‘It is a confidently painted picture; your investigations show that it was directly painted onto the canvas, and there is no or very little pencil work underneath.
‘Roberts was interested in a complex record of women in the late nineteenth century and early twentieth century and this work appears to date from the 1890s.’
The green background, cream dress, and soft pink cheeks were typical of Roberts and a similar gaze looking down from a three-quarter profile could be found in his Portrait of a Lady from the 1880s.
‘He produced many sketch portraits of family and female friends due to his interest in the modern portrait – they can be distinguished from the majority of the previous Australian portraiture of women.
‘The portraits engage with signs of modernity through fashionable costumes, but it is in the interior reflections that result from the intimacy of the artist, and subject interaction that sets them apart.
His portraits reflected an interaction with the sitter. Portrait of a Woman displays all of these characteristics.’
Dr Cotter wrote that the subject for Portrait of a Woman looked similar to Eileen Tooker and Lina Brasch, both of whom sat for Roberts.
‘The main problem is locating Roberts in the Maitland region. In checking Humphrey McQueen’s biography of Roberts, which is very thorough, I could not find a mention.’

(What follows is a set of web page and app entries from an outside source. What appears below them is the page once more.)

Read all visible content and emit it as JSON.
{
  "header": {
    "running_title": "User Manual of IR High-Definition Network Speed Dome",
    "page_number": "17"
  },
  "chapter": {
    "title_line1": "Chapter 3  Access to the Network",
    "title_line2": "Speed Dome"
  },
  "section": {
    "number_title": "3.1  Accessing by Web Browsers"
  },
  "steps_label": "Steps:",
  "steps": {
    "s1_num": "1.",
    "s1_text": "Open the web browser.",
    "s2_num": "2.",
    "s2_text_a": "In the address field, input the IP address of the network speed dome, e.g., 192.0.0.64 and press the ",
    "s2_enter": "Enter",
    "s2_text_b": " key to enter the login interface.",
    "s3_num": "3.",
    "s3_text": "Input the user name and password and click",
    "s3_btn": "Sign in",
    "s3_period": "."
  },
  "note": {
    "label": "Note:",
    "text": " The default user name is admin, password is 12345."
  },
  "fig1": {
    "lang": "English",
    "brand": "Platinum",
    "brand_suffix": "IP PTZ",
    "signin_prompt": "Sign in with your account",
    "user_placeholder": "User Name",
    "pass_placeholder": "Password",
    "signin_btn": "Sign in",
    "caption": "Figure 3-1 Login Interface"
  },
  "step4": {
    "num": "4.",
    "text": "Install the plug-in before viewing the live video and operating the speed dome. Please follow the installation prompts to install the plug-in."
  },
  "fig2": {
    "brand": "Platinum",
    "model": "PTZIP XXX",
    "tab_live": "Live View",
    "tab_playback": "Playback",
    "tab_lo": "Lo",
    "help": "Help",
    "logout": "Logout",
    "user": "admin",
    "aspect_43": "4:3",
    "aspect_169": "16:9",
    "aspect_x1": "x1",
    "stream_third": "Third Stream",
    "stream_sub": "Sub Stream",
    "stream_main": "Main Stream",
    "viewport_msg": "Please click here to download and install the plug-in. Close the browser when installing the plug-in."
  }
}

Melbourne art conservator Raye Collins told Ms Howe: ‘In terms of the brushwork in your painting I certainly agree that it is reminiscent of the brushwork in other Tom Roberts portraits… ‘